Make Your Polytunnel Unappealing To Mice and Voles
First of all, mice and voles are more likely to enter your polytunnel if there is plenty of debris and clutter for them to hide amongst. So in order to keep them out, one thing you can do is give the place a good tidy up. When there are fewer places for them to hide, rodents will find your polytunnel a much less appealing place to forage.
Give the rest of your garden a bit of a tidy up too. Keep lawn areas close to the polytunnel mowed, and make sure wilder corners for wildlife are far away from the polytunnel.
It is also a good idea to avoid laying thick and airy mulches of organic matter over winter. Hold off until a little later in the year, when planting out in later spring. Mice and voles will enjoy having a mulch to tunnel under, and so may be attracted to forage where a mulch is laid.
Keeping snow cleared from around your polytunnel in winter will also help to make it harder and less convenient for voles and mice to make their way inside.
Another way to deter mice and voles is to sprinkle some cayenne pepper around your seedlings and vulnerable plants. Peppermint is also said to deter them. Rodents won’t like noises and vibrations either. So even placing a few garden windmills over vole holes, for example, might be enough to encourage them to move elsewhere.

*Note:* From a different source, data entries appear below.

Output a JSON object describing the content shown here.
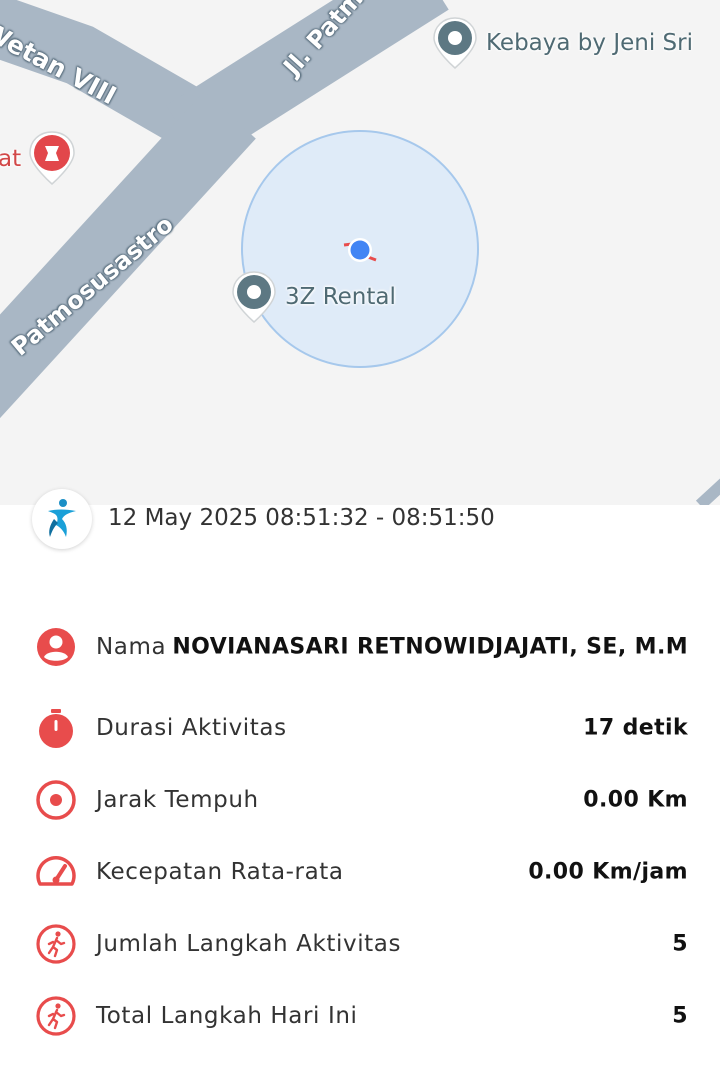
{
  "map": {
    "streets": {
      "wetan": "Wetan VIII",
      "jl_patm": "Jl. Patm",
      "patmosusastro": "Patmosusastro"
    },
    "places": [
      {
        "name": "Kebaya by Jeni Sri",
        "icon": "place-pin-icon"
      },
      {
        "name": "3Z Rental",
        "icon": "place-pin-icon"
      },
      {
        "name": "at",
        "icon": "pharmacy-pin-icon"
      }
    ]
  },
  "activity": {
    "time_range": "12 May 2025 08:51:32 - 08:51:50",
    "rows": [
      {
        "icon": "person-icon",
        "label": "Nama",
        "value": "NOVIANASARI RETNOWIDJAJATI, SE, M.M"
      },
      {
        "icon": "stopwatch-icon",
        "label": "Durasi Aktivitas",
        "value": "17 detik"
      },
      {
        "icon": "target-icon",
        "label": "Jarak Tempuh",
        "value": "0.00 Km"
      },
      {
        "icon": "speedometer-icon",
        "label": "Kecepatan Rata-rata",
        "value": "0.00 Km/jam"
      },
      {
        "icon": "walking-icon",
        "label": "Jumlah Langkah Aktivitas",
        "value": "5"
      },
      {
        "icon": "walking-icon",
        "label": "Total Langkah Hari Ini",
        "value": "5"
      }
    ]
  },
  "colors": {
    "accent": "#e84c4c",
    "road": "#a9b7c5",
    "location_dot": "#4285f4",
    "accuracy_fill": "#dbe9f8",
    "accuracy_stroke": "#a6c8ec"
  }
}
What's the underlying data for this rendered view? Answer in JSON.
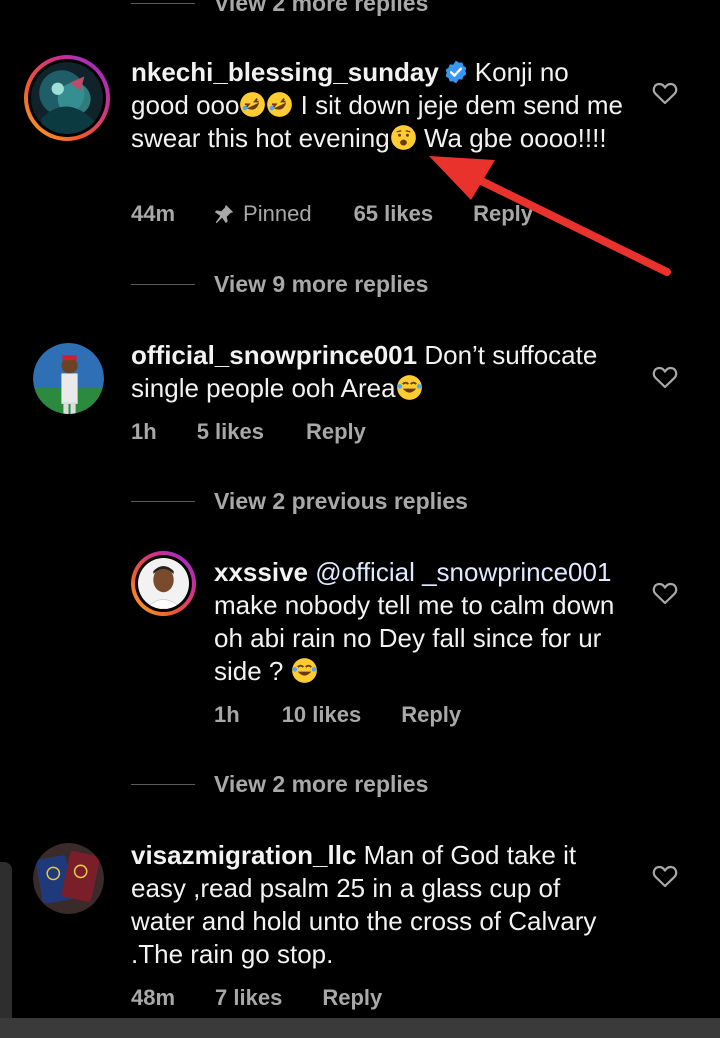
{
  "top_view_more": "View 2 more replies",
  "comments": [
    {
      "username": "nkechi_blessing_sunday",
      "verified": true,
      "text_parts": [
        "Konji no good ooo",
        " I sit down jeje dem send me swear this hot evening",
        " Wa gbe oooo!!!!"
      ],
      "time": "44m",
      "pinned_label": "Pinned",
      "likes": "65 likes",
      "reply": "Reply",
      "view_replies": "View 9 more replies"
    },
    {
      "username": "official_snowprince001",
      "text": " Don’t suffocate single people ooh Area",
      "time": "1h",
      "likes": "5 likes",
      "reply": "Reply",
      "view_replies": "View 2 previous replies"
    },
    {
      "username": "xxssive",
      "mention": "@official _snowprince001",
      "text": " make nobody tell me to calm down oh abi rain no Dey fall since for ur side ? ",
      "time": "1h",
      "likes": "10 likes",
      "reply": "Reply",
      "view_replies": "View 2 more replies"
    },
    {
      "username": "visazmigration_llc",
      "text": " Man of God take it easy ,read psalm 25 in a glass cup of water and hold unto the cross of Calvary .The rain go stop.",
      "time": "48m",
      "likes": "7 likes",
      "reply": "Reply"
    }
  ],
  "colors": {
    "background": "#000000",
    "secondary_text": "#a8a8a8",
    "verified_badge": "#3897f0",
    "annotation_arrow": "#e8322b"
  },
  "icons": [
    "heart-icon",
    "verified-badge-icon",
    "pin-icon",
    "rofl-emoji",
    "tired-emoji",
    "joy-emoji",
    "red-arrow-annotation"
  ]
}
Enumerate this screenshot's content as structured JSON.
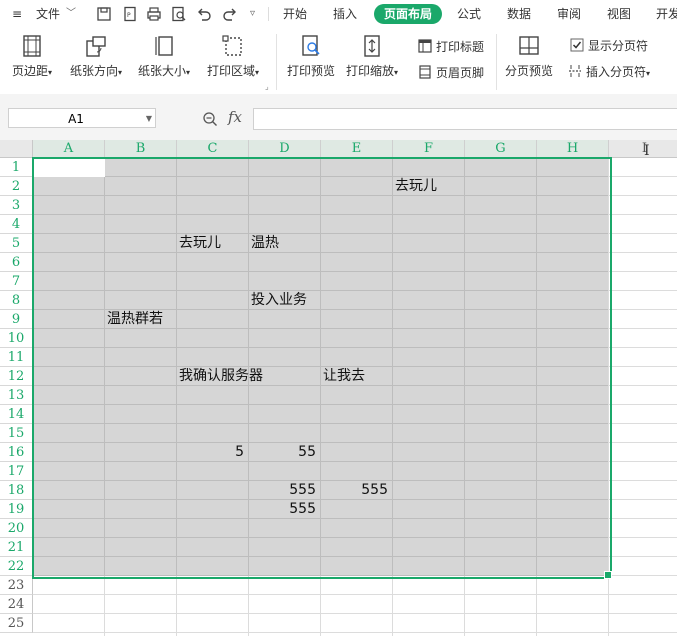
{
  "menubar": {
    "file_label": "文件",
    "tabs": [
      "开始",
      "插入",
      "页面布局",
      "公式",
      "数据",
      "审阅",
      "视图",
      "开发"
    ],
    "active_tab": "页面布局"
  },
  "ribbon": {
    "margins": "页边距",
    "orientation": "纸张方向",
    "paper_size": "纸张大小",
    "print_area": "打印区域",
    "print_preview": "打印预览",
    "print_scale": "打印缩放",
    "print_titles": "打印标题",
    "header_footer": "页眉页脚",
    "page_break_preview": "分页预览",
    "show_page_breaks": "显示分页符",
    "insert_page_break": "插入分页符"
  },
  "formula_bar": {
    "name_box": "A1",
    "fx_label": "fx",
    "formula": ""
  },
  "sheet": {
    "columns": [
      "A",
      "B",
      "C",
      "D",
      "E",
      "F",
      "G",
      "H",
      "I"
    ],
    "rows": [
      "1",
      "2",
      "3",
      "4",
      "5",
      "6",
      "7",
      "8",
      "9",
      "10",
      "11",
      "12",
      "13",
      "14",
      "15",
      "16",
      "17",
      "18",
      "19",
      "20",
      "21",
      "22",
      "23",
      "24",
      "25"
    ],
    "cells": {
      "F2": "去玩儿",
      "C5": "去玩儿",
      "D5": "温热",
      "D8": "投入业务",
      "B9": "温热群若",
      "C12": "我确认服务器",
      "E12": "让我去",
      "C16": "5",
      "D16": "55",
      "D18": "555",
      "E18": "555",
      "D19": "555"
    }
  },
  "colors": {
    "accent": "#1aa86a",
    "selection_fill": "#d6d6d6"
  }
}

Add Physical Barriers To Prevent Losses
A polytunnel will itself act as a partial barrier. But if mice and voles find their way inside, and find food sources, they’ll be sure to return. Repellents can act as a partial deterrent. But you may still find that physical barriers are required to prevent losses.
I sow beans and peas and other early sowings indoors before planting them out in the polytunnel. Later, I sow and grow seedlings not on staging that rodents can climb, but on a hanging shelf suspended from the crop bars on the polytunnel structure.
Then, I protect the young seedlings placed into growing areas with cloches made from household rubbish. Old plastic drinks bottles or similar can be ideal to protect individual plants. There are plenty of waste items that you can repurpose to protect your polytunnel plants from rodents early in the year.
Where voles are a particular problem, you may find that potatoes and other bulbs or tubers are best grown in containers or raised beds, with a wire mesh placed inside to prevent these creatures from tunnelling through.
Why Mice and Voles Can Also Be Beneficial in Your Garden
While mice and voles can be very frustrating. Especially when they are eating your seeds and your crops. But it is important to remember that they are also a useful, beneficial part of the garden ecosystem. It is best to think about how we can live with them, rather than thinking about trying to get rid of them altogether.
Voles and mice are an important food for owls, foxes and other wildlife. So counterintuitively, we need some around to prevent a population explosion in future. Voles also eat insects and weed seeds; so in this respect too, they can be helpful to gardeners.
Have you encountered mice or voles in your polytunnel? Have they caused problems? How have you managed the problem where you live? Let us know in the comments below.
Elizabeth Waddington is a writer and green living consultant living in Scotland. Permaculture and sustainability are at the heart of everything she does, from designing gardens and farms around the world, to inspiring and facilitating positive change for small companies and individuals.
She also works on her own property, where she grows fruit and vegetables, keeps chickens and is working on the eco-renovation of an old stone barn.
To get in touch, visit https://ewspconsultancy.com.